I was touched by the author’s honesty.



Me Talk Pretty One Day, David Sederis
December 19, 2008

David Sedaris has mastered his voice and style (some say this is his best book). When I finished reading Me Talk Pretty One Day I found myself wanting a novel from this author. I enjoyed this compilation of short stories and essays. He brings to life his characters. His voice resounds off the page; his sentences are metered and straight forward. He’s also understands flow; a very elusive device that allows us, the reader, to enjoy and be captivated by his work. He does not bog down with unnecessary words.

Me Talk Pretty One Day by David Sedaris

Me Talk Pretty One Day by David Sedaris

The stories about his father, his time in Paris are delightful. We truly feel his anguish to adjust to the culture. His love for Hugh, for relocating and his dysfunctional affection for his family are all transparent. This is a truly an American book. It also shows how Sedaris has matured as a writer.

Naked still remains my favorite, check out the ratings and other comments on Amazon.  Get the book, you be the judge, but David Sedaris is an amazing American writer.

Barrel Fever, David Sedaris
December 17, 2008

I imported this book review from my old blog, Barrel Fever is the first book by David Sedaris. When reading the first stories, I quickly find myself not caring about the characters and their fantasies; then the compilation opens up. The stories are sexually gratuitous (not in a good way) and repetitive – at first. Divided into two parts, that of short stories – afterward essays.
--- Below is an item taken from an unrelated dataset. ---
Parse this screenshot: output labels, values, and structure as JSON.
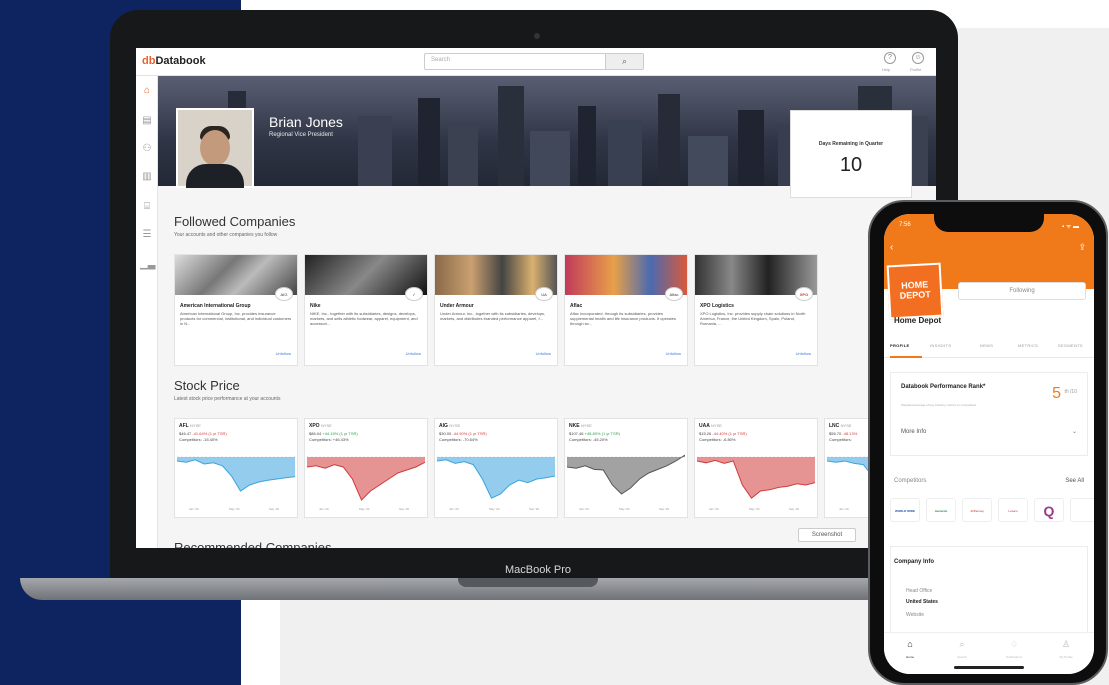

Barrel Fever by David Sedaris

Barrel Fever by David Sedaris

The stories are caught in moments of pure fantasy with very timely celebrities of that era, I constantly found myself questioning, “Who is that?” I actually skim read through Parade and just didn’t want to read about Glen’s Homophobia.  In some ways, I understand why Sedaris never again focuses on the short story form.  In his later books, everything is essay. 

The essays are of course brilliant. We see the David Sedaris we know and love. The Christmas story makes me laugh out loud, I will never look at the Macy’s Christmas display in the same way again. As a writer I find great joy in reading first books – because they are just that, the first. The author is still fresh and trying, it’s a literary sandbox.  

Naked is much better, with consistent good writing, I never wrote a review for Naked, since I was hospitalized and just didn’t want to revist the grim time, yet that work gave me must needed diversion.  I’ve also read Me Talk Pretty Some Day, it’s delightful.  Dress Your Family in Corduroy and Denim is an ode to the dysfunctional family.

This book chronicles his fresh voice, When You Are Engulfed in Flames documents that oversaturation and redundancy.